▸ Exercise aim: In the material below, find every line containing "Wesky" and copy that line.

▸ Data supplied:
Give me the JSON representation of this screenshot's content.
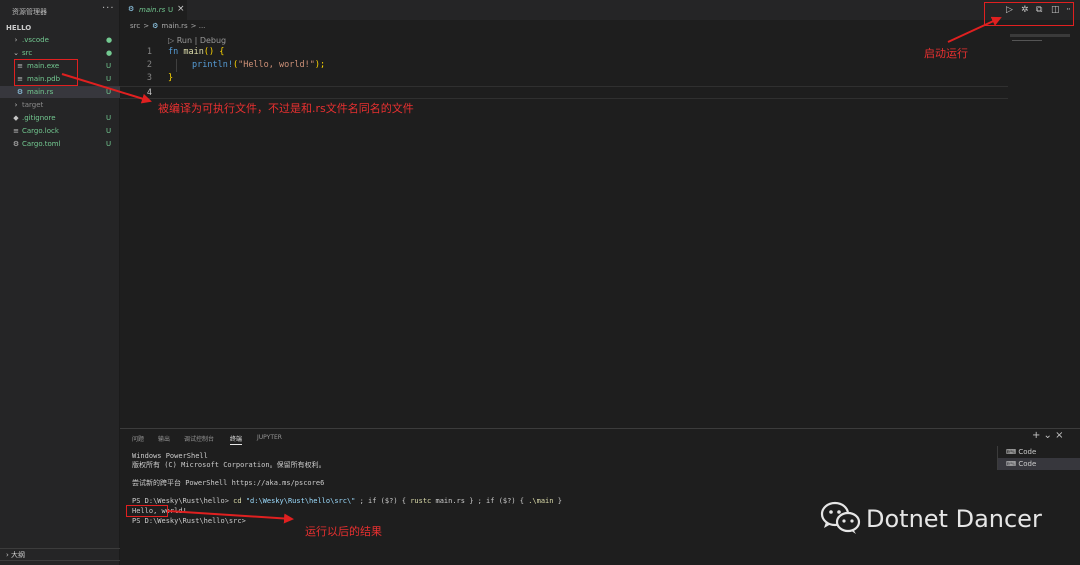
{
  "sidebar": {
    "title": "资源管理器",
    "more": "···",
    "root": "HELLO",
    "items": [
      {
        "label": ".vscode",
        "status": "●",
        "icon": "chevron-right"
      },
      {
        "label": "src",
        "status": "●",
        "icon": "chevron-down"
      },
      {
        "label": "main.exe",
        "status": "U",
        "icon": "file-lines"
      },
      {
        "label": "main.pdb",
        "status": "U",
        "icon": "file-lines"
      },
      {
        "label": "main.rs",
        "status": "U",
        "icon": "rust-gear"
      },
      {
        "label": "target",
        "status": "",
        "icon": "chevron-right"
      },
      {
        "label": ".gitignore",
        "status": "U",
        "icon": "diamond"
      },
      {
        "label": "Cargo.lock",
        "status": "U",
        "icon": "file-lines"
      },
      {
        "label": "Cargo.toml",
        "status": "U",
        "icon": "gear"
      }
    ],
    "outline": "大纲"
  },
  "tab": {
    "name": "main.rs",
    "status": "U",
    "close": "×"
  },
  "breadcrumb": {
    "folder": "src",
    "sep": ">",
    "file": "main.rs",
    "more": "> ..."
  },
  "codelens": "▷ Run | Debug",
  "code": {
    "line_numbers": [
      "1",
      "2",
      "3",
      "4"
    ],
    "l1_kw": "fn",
    "l1_fn": "main",
    "l1_rest": "() {",
    "l2_macro": "println!",
    "l2_str": "\"Hello, world!\"",
    "l2_paren_open": "(",
    "l2_end": ");",
    "l3": "}"
  },
  "panel": {
    "tabs": [
      "问题",
      "输出",
      "调试控制台",
      "终端",
      "JUPYTER"
    ],
    "active_tab": "终端",
    "actions": "+ ⌄ ×",
    "terminals": [
      "Code",
      "Code"
    ],
    "terminal_lines": {
      "l1": "Windows PowerShell",
      "l2": "版权所有 (C) Microsoft Corporation。保留所有权利。",
      "l3": "尝试新的跨平台 PowerShell https://aka.ms/pscore6",
      "prompt1": "PS D:\\Wesky\\Rust\\hello> ",
      "cmd_cd": "cd",
      "path_cd": "\"d:\\Wesky\\Rust\\hello\\src\\\"",
      "mid1": " ; if ($?) { ",
      "cmd_rustc": "rustc",
      "mid2": " main.rs } ; if ($?) { ",
      "cmd_main": ".\\main",
      "end": " }",
      "output": "Hello, world!",
      "prompt2": "PS D:\\Wesky\\Rust\\hello\\src>"
    }
  },
  "annotations": {
    "compiled": "被编译为可执行文件，不过是和.rs文件名同名的文件",
    "run": "启动运行",
    "result": "运行以后的结果"
  },
  "watermark": "Dotnet Dancer",
  "colors": {
    "accent_red": "#e02020",
    "untracked_green": "#73c991"
  }
}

▸ Completed task:
      "prompt1": "PS D:\\Wesky\\Rust\\hello> ",
      "path_cd": "\"d:\\Wesky\\Rust\\hello\\src\\\"",
      "prompt2": "PS D:\\Wesky\\Rust\\hello\\src>"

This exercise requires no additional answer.